Scientists discover new way to recycle solar cells: recovering 99.97% of materials

Credit: Unsplash+.

A groundbreaking study by the Helmholtz Institute Erlangen-Nuremberg, part of Forschungszentrum Jülich, has developed a new, efficient, and environmentally friendly method to recycle perovskite solar cells.

This method can recover up to 99.97% of the materials used in these solar cells, making it a major advancement in solar energy technology.

Published in the journal Energy & Environmental Science, the study details how this new recycling process works.

The team used a technique called layer-by-layer solvent extraction to separate and purify the individual components of the solar cells. These purified materials can then be used to produce new solar cells. This creates a closed recycling loop, which conserves resources and reduces waste.

Perovskite solar cells have a significant advantage over traditional silicon solar cells. Silicon photovoltaic modules are difficult to separate into their individual components because of their integrated structure, even though this structure gives them a long lifespan.

The new recycling method for perovskite solar cells is much simpler and more efficient.

Zhenni Wu, a researcher from the Helmholtz Institute Erlangen-Nuremberg, emphasized the importance of this study: “The most significant aspect of this paper is its comprehensive evaluation.

It goes beyond merely developing a recycling approach by thoroughly assessing its efficacy, economic viability, and environmental impact.”

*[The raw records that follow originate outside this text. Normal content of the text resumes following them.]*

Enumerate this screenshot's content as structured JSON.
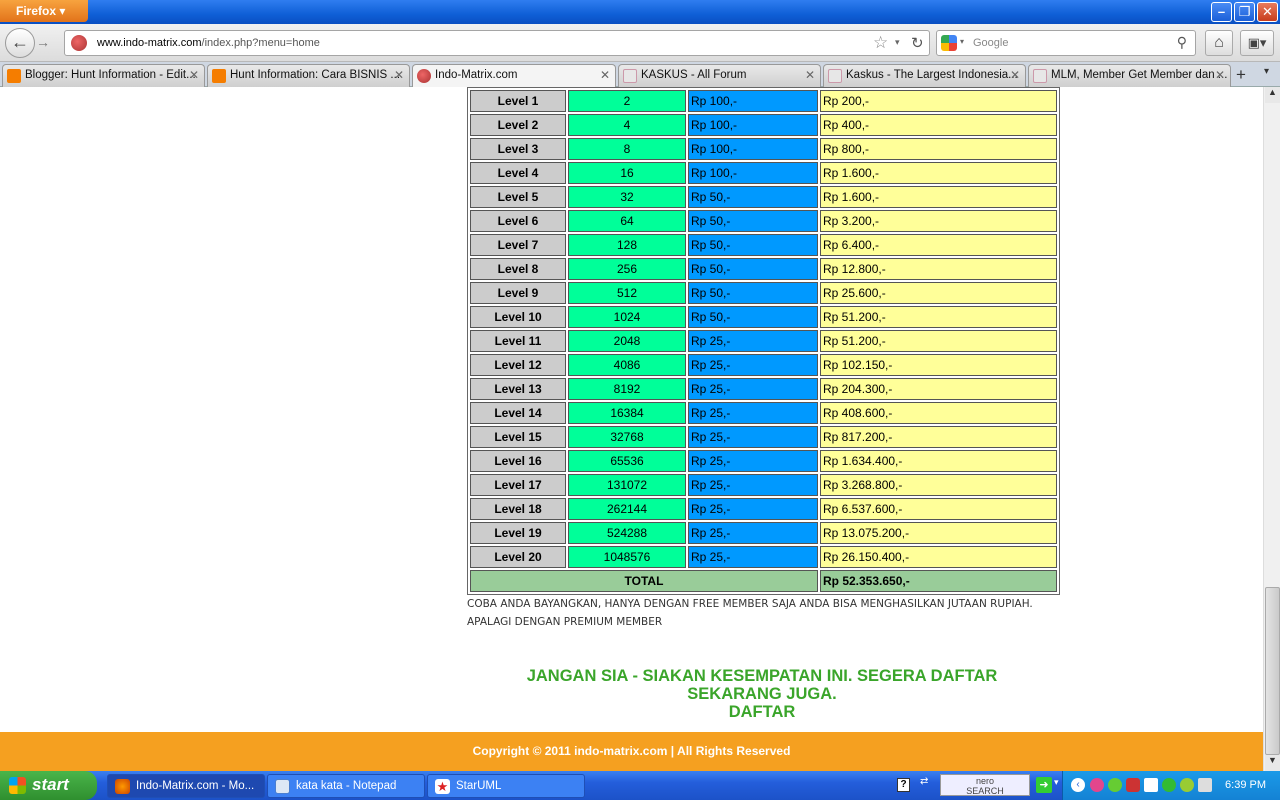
{
  "browser": {
    "menu_label": "Firefox",
    "url_domain": "www.indo-matrix.com",
    "url_path": "/index.php?menu=home",
    "search_placeholder": "Google",
    "tabs": [
      {
        "label": "Blogger: Hunt Information - Edit...",
        "icon": "blogger"
      },
      {
        "label": "Hunt Information: Cara BISNIS ...",
        "icon": "blogger"
      },
      {
        "label": "Indo-Matrix.com",
        "icon": "matrix"
      },
      {
        "label": "KASKUS - All Forum",
        "icon": "kaskus"
      },
      {
        "label": "Kaskus - The Largest Indonesia...",
        "icon": "kaskus"
      },
      {
        "label": "MLM, Member Get Member dan ...",
        "icon": "kaskus"
      }
    ]
  },
  "table": {
    "rows": [
      {
        "level": "Level 1",
        "members": "2",
        "bonus": "Rp 100,-",
        "total": "Rp 200,-"
      },
      {
        "level": "Level 2",
        "members": "4",
        "bonus": "Rp 100,-",
        "total": "Rp 400,-"
      },
      {
        "level": "Level 3",
        "members": "8",
        "bonus": "Rp 100,-",
        "total": "Rp 800,-"
      },
      {
        "level": "Level 4",
        "members": "16",
        "bonus": "Rp 100,-",
        "total": "Rp 1.600,-"
      },
      {
        "level": "Level 5",
        "members": "32",
        "bonus": "Rp 50,-",
        "total": "Rp 1.600,-"
      },
      {
        "level": "Level 6",
        "members": "64",
        "bonus": "Rp 50,-",
        "total": "Rp 3.200,-"
      },
      {
        "level": "Level 7",
        "members": "128",
        "bonus": "Rp 50,-",
        "total": "Rp 6.400,-"
      },
      {
        "level": "Level 8",
        "members": "256",
        "bonus": "Rp 50,-",
        "total": "Rp 12.800,-"
      },
      {
        "level": "Level 9",
        "members": "512",
        "bonus": "Rp 50,-",
        "total": "Rp 25.600,-"
      },
      {
        "level": "Level 10",
        "members": "1024",
        "bonus": "Rp 50,-",
        "total": "Rp 51.200,-"
      },
      {
        "level": "Level 11",
        "members": "2048",
        "bonus": "Rp 25,-",
        "total": "Rp 51.200,-"
      },
      {
        "level": "Level 12",
        "members": "4086",
        "bonus": "Rp 25,-",
        "total": "Rp 102.150,-"
      },
      {
        "level": "Level 13",
        "members": "8192",
        "bonus": "Rp 25,-",
        "total": "Rp 204.300,-"
      },
      {
        "level": "Level 14",
        "members": "16384",
        "bonus": "Rp 25,-",
        "total": "Rp 408.600,-"
      },
      {
        "level": "Level 15",
        "members": "32768",
        "bonus": "Rp 25,-",
        "total": "Rp 817.200,-"
      },
      {
        "level": "Level 16",
        "members": "65536",
        "bonus": "Rp 25,-",
        "total": "Rp 1.634.400,-"
      },
      {
        "level": "Level 17",
        "members": "131072",
        "bonus": "Rp 25,-",
        "total": "Rp 3.268.800,-"
      },
      {
        "level": "Level 18",
        "members": "262144",
        "bonus": "Rp 25,-",
        "total": "Rp 6.537.600,-"
      },
      {
        "level": "Level 19",
        "members": "524288",
        "bonus": "Rp 25,-",
        "total": "Rp 13.075.200,-"
      },
      {
        "level": "Level 20",
        "members": "1048576",
        "bonus": "Rp 25,-",
        "total": "Rp 26.150.400,-"
      }
    ],
    "total_label": "TOTAL",
    "total_value": "Rp 52.353.650,-",
    "colors": {
      "level": "#cccccc",
      "members": "#00ff99",
      "bonus": "#0099ff",
      "total": "#ffff99",
      "summary": "#99cc99"
    }
  },
  "page": {
    "note_line1": "COBA ANDA BAYANGKAN, HANYA DENGAN FREE MEMBER SAJA ANDA BISA MENGHASILKAN JUTAAN RUPIAH.",
    "note_line2": "APALAGI DENGAN PREMIUM MEMBER",
    "cta_line1": "JANGAN SIA - SIAKAN KESEMPATAN INI. SEGERA DAFTAR",
    "cta_line2": "SEKARANG JUGA.",
    "cta_link": "DAFTAR",
    "cta_color": "#3aa52a",
    "footer": "Copyright © 2011 indo-matrix.com | All Rights Reserved",
    "footer_color": "#f5a020"
  },
  "taskbar": {
    "start_label": "start",
    "tasks": [
      {
        "label": "Indo-Matrix.com - Mo...",
        "icon": "firefox"
      },
      {
        "label": "kata kata - Notepad",
        "icon": "notepad"
      },
      {
        "label": "StarUML",
        "icon": "staruml"
      }
    ],
    "nero_label_1": "nero",
    "nero_label_2": "SEARCH",
    "clock": "6:39 PM"
  }
}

Solar power is crucial for the energy transition, and the solar industry is expected to grow significantly in the coming decades. Although photovoltaic (PV) modules are designed to last as long as possible, they often end up in landfills at the end of their life, wasting valuable materials and potential savings.

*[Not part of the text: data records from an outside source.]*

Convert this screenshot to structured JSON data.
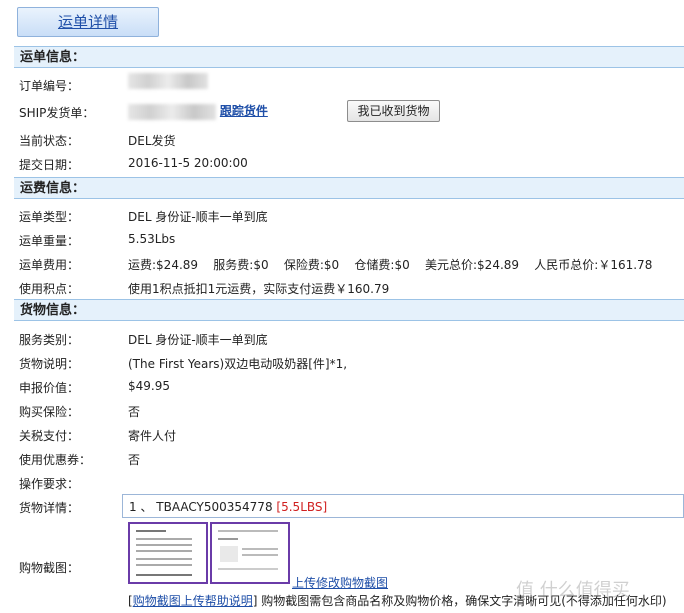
{
  "page_title": "运单详情",
  "sections": {
    "shipment": "运单信息：",
    "shipping_fee": "运费信息：",
    "goods": "货物信息："
  },
  "shipment": {
    "order_no_label": "订单编号：",
    "ship_no_label": "SHIP发货单：",
    "track_link": "跟踪货件",
    "received_button": "我已收到货物",
    "status_label": "当前状态：",
    "status_value": "DEL发货",
    "submit_date_label": "提交日期：",
    "submit_date_value": "2016-11-5 20:00:00"
  },
  "fee": {
    "type_label": "运单类型：",
    "type_value": "DEL 身份证-顺丰一单到底",
    "weight_label": "运单重量：",
    "weight_value": "5.53Lbs",
    "cost_label": "运单费用：",
    "cost_value": "运费:$24.89    服务费:$0    保险费:$0    仓储费:$0    美元总价:$24.89    人民币总价:￥161.78",
    "points_label": "使用积点：",
    "points_value": "使用1积点抵扣1元运费，实际支付运费￥160.79"
  },
  "goods": {
    "service_label": "服务类别：",
    "service_value": "DEL 身份证-顺丰一单到底",
    "desc_label": "货物说明：",
    "desc_value": "(The First Years)双边电动吸奶器[件]*1,",
    "declared_label": "申报价值：",
    "declared_value": "$49.95",
    "insurance_label": "购买保险：",
    "insurance_value": "否",
    "tax_label": "关税支付：",
    "tax_value": "寄件人付",
    "coupon_label": "使用优惠券：",
    "coupon_value": "否",
    "ops_label": "操作要求：",
    "detail_label": "货物详情：",
    "detail_item": "1 、 TBAACY500354778",
    "detail_weight": "[5.5LBS]",
    "screenshot_label": "购物截图：",
    "upload_link": "上传修改购物截图",
    "help_link": "购物截图上传帮助说明",
    "help_text": "购物截图需包含商品名称及购物价格，确保文字清晰可见(不得添加任何水印)"
  },
  "watermark": "值 什么值得买"
}
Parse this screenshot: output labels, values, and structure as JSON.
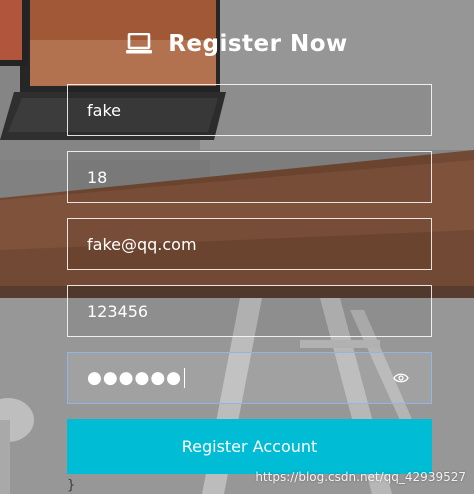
{
  "title": {
    "text": "Register Now",
    "icon": "laptop-icon"
  },
  "form": {
    "name_value": "fake",
    "age_value": "18",
    "email_value": "fake@qq.com",
    "password_value": "123456",
    "confirm_password_masked": "●●●●●●",
    "confirm_password_icon": "eye-icon"
  },
  "submit": {
    "label": "Register Account"
  },
  "watermark": {
    "text": "https://blog.csdn.net/qq_42939527"
  },
  "colors": {
    "accent": "#00bcd4",
    "field_border": "#ffffff",
    "active_border": "#8fb7e6"
  }
}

The study’s technical and economic forecasts suggest that this new recycling process could lead to significant cost savings. In laboratory settings, recycling could reduce material costs by up to 64%, and in industrial production by up to 61%. This not only makes recycling more efficient but also more economically viable.

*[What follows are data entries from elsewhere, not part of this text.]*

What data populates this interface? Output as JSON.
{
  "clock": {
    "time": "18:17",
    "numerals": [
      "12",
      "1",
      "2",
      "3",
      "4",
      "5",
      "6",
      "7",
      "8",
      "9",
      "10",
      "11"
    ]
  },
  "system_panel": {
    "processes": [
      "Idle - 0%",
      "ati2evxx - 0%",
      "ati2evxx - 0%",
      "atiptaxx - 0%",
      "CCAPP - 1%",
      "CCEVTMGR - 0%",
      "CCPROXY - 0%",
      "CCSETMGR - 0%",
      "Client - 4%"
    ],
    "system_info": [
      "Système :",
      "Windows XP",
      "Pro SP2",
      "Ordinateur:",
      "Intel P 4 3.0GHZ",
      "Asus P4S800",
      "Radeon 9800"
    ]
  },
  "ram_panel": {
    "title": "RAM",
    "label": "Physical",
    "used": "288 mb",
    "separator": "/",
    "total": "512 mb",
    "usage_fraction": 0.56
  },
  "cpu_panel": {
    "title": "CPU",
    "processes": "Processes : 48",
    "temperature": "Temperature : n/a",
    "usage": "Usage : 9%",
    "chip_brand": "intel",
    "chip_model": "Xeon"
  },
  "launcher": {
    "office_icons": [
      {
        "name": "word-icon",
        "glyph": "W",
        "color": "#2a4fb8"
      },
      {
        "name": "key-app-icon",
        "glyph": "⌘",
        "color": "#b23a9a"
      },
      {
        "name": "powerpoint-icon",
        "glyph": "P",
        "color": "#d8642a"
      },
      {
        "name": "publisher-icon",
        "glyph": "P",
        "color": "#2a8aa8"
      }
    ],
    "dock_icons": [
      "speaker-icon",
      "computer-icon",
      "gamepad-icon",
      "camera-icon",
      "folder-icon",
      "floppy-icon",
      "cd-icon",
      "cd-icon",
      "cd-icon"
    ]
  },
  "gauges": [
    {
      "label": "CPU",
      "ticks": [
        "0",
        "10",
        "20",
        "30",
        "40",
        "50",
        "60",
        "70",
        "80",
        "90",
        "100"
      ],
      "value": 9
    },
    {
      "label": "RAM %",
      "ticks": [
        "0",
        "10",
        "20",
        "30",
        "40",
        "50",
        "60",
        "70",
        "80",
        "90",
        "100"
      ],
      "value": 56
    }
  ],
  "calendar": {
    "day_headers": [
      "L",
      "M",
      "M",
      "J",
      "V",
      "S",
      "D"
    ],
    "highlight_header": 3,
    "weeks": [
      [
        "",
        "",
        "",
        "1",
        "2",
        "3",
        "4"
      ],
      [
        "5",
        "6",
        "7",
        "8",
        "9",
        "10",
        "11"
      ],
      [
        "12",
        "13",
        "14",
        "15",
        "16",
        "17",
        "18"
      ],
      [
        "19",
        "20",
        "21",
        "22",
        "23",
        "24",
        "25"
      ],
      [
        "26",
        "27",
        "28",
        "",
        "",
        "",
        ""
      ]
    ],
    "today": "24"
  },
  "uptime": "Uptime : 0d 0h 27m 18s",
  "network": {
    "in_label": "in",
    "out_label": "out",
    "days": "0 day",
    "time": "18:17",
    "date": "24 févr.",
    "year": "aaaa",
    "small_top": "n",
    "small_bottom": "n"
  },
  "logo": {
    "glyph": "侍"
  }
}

In simple terms, this new method of recycling perovskite solar cells can recover almost all the materials used, reducing waste and saving costs. It represents a major step forward in making solar energy more sustainable and cost-effective.